▶ WHAT THE TASK REQUIRES
Which of the lines in the records below hold the string "JSON"? Copy every one of them.

▶ RECORDS PROVIDED
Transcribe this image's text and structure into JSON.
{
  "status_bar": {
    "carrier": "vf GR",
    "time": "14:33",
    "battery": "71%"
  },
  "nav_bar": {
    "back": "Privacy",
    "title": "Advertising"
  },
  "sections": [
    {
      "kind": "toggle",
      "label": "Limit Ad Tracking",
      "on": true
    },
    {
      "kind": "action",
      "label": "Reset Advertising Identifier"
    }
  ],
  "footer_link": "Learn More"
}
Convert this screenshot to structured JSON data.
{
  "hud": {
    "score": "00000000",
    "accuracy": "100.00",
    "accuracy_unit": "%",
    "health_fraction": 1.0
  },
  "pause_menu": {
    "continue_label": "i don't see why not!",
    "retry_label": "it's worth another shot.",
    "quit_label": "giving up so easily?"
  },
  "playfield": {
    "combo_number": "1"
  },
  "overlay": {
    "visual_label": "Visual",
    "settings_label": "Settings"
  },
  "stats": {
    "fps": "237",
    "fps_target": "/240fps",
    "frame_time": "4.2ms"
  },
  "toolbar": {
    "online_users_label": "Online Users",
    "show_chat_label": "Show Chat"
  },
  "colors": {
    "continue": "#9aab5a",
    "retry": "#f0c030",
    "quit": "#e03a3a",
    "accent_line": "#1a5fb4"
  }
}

▶ SOLUTION TO THIS TASK
Transcribe this image's text and structure into JSON.
Convert this screenshot to structured JSON data.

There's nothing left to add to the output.